PROBLEM REQUIREMENTS: Each line from the material with the word "title" in it must be copied.

DATA EXCERPTS:

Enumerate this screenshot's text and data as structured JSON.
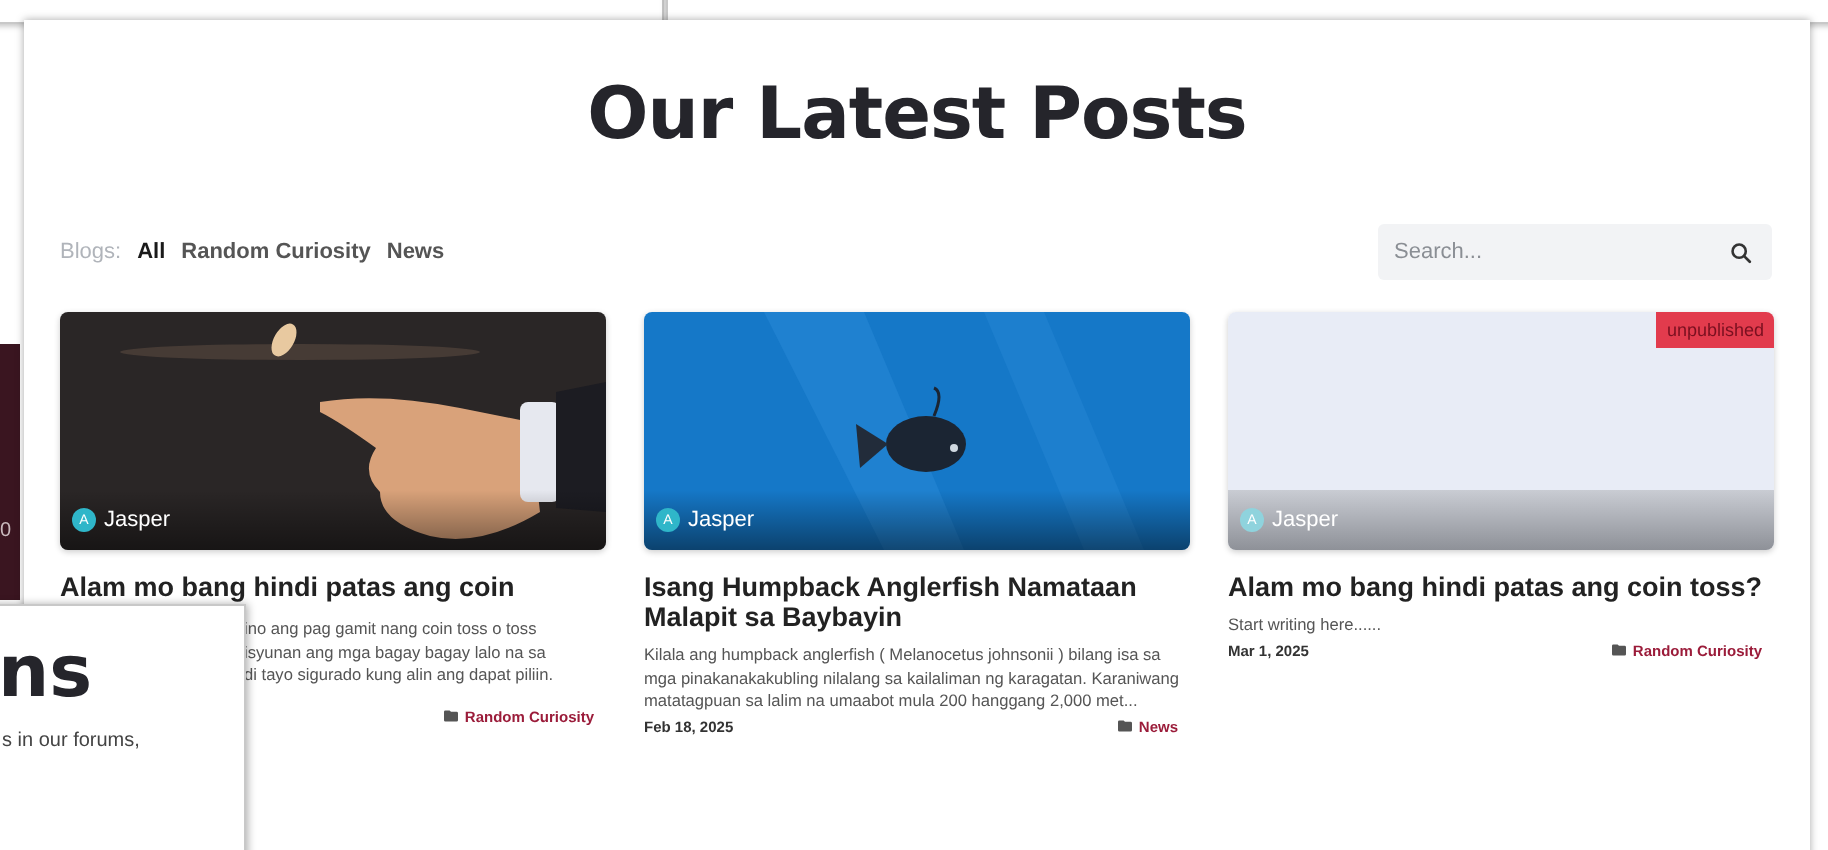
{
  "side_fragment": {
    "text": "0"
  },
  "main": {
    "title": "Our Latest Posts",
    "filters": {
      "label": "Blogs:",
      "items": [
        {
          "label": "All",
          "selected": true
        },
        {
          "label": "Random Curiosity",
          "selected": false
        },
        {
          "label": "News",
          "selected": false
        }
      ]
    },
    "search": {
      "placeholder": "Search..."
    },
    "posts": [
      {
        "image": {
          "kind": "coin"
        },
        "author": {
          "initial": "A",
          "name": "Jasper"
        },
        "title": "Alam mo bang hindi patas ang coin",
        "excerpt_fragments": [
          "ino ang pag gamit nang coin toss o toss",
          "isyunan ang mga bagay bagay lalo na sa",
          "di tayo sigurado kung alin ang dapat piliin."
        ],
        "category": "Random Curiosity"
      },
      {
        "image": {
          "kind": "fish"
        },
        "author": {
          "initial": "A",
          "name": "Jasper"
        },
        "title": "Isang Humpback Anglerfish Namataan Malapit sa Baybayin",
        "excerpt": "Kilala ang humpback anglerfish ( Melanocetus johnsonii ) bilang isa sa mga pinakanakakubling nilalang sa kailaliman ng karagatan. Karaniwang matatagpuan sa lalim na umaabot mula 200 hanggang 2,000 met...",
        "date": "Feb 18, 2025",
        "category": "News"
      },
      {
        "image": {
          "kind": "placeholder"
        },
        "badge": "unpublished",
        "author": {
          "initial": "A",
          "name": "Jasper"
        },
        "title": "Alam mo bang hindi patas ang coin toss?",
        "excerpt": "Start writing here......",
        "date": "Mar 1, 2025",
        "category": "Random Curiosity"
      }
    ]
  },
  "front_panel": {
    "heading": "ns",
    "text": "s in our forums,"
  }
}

RESPONSE FOR THIS EXERCISE:
    "title": "Our Latest Posts",
        "title": "Alam mo bang hindi patas ang coin",
        "title": "Isang Humpback Anglerfish Namataan Malapit sa Baybayin",
        "title": "Alam mo bang hindi patas ang coin toss?",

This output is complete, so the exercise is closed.